- This includes a prohibition on adverse action for a discriminatory reason, protection against unlawful termination for a discriminatory reason and provisions preventing discriminatory terms being included in modern awards and enterprise agreements. The Fair Work Legislation Amendment (Secure Jobs, Better Pay) Act 2022 also inserted an express prohibition against workplace sexual harassment.
- There is a range of other legislation that also prohibits workplace discrimination in Australia. There are four separate anti-discrimination laws at the Commonwealth level, each of which deals with different attributes:
- Racial Discrimination Act 1975
- Sex Discrimination Act 1984
- Disability Discrimination Act 1992, and
- Age Discrimination Act 2004.
- A fifth Act, the Australian Human Rights Commission Act 1986, establishes the Australian Human Rights Commission and regulates the processes for making and resolving complaints.
- The states and territories also have anti-discrimination laws, which protect against discrimination based on various attributes.

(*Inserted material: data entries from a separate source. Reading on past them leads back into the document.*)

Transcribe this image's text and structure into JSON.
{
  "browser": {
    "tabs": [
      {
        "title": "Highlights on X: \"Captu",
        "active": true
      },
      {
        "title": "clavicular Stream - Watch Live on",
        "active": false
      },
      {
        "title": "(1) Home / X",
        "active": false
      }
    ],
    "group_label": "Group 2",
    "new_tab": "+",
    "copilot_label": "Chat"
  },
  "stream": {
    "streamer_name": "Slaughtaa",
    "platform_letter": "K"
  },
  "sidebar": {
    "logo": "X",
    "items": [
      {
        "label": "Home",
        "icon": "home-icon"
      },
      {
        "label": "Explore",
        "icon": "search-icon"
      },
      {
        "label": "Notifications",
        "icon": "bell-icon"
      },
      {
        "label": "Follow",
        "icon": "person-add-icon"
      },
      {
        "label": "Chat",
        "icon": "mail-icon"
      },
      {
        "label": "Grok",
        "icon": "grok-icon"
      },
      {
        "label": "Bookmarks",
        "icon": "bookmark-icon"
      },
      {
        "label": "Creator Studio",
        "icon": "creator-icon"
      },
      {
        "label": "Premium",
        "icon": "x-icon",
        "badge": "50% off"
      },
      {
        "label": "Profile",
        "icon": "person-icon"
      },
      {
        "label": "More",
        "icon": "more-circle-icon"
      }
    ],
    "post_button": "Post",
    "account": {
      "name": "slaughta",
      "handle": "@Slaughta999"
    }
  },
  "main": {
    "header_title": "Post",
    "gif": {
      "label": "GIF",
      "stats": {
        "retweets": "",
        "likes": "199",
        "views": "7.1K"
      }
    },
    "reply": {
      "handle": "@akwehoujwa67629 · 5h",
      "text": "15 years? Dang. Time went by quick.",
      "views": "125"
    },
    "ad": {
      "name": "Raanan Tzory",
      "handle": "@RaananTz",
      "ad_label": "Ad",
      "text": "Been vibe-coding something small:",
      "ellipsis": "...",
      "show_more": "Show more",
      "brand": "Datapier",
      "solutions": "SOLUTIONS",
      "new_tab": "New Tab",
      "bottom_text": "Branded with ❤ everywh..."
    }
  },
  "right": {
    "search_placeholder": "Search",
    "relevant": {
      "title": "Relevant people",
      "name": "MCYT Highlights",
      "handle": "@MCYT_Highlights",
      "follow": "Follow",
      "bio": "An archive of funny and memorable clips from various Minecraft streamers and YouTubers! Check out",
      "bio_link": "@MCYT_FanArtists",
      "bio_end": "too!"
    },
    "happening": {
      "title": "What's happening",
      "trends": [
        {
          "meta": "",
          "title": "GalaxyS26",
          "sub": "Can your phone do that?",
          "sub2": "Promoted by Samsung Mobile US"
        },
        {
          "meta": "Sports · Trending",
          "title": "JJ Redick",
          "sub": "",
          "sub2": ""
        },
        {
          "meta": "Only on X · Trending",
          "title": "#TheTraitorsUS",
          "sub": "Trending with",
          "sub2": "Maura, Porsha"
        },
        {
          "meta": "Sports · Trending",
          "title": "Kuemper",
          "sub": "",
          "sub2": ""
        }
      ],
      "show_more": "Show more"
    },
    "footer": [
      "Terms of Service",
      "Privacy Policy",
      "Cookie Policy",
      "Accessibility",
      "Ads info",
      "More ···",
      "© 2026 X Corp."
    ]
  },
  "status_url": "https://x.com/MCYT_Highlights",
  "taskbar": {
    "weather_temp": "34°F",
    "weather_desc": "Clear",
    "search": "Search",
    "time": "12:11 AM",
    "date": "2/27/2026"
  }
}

- At the 2022 Jobs and Skills Summit, the Government committed to update the Fair Work Act to provide stronger protections for workers against discrimination, adverse action and harassment. This presents an opportunity to consider options to improve the effectiveness and consistency of the Fair Work anti-discrimination and adverse action framework.
- The following principles will guide development of reforms to the Fair Work Act anti-discrimination framework.
- Alignment and consistency with key features of anti-discrimination law, including terminology and definitions.
- Protected attributes in the Fair Work Act 2009 are consistent with community expectations and best practice language.
- Exemptions from anti-discrimination provisions are clear and relevant.
- Protections for national and non-national system employees are consistent and fair.
What reforms do you want to see to the Fair Work Act’s anti-discrimination and adverse action framework and why?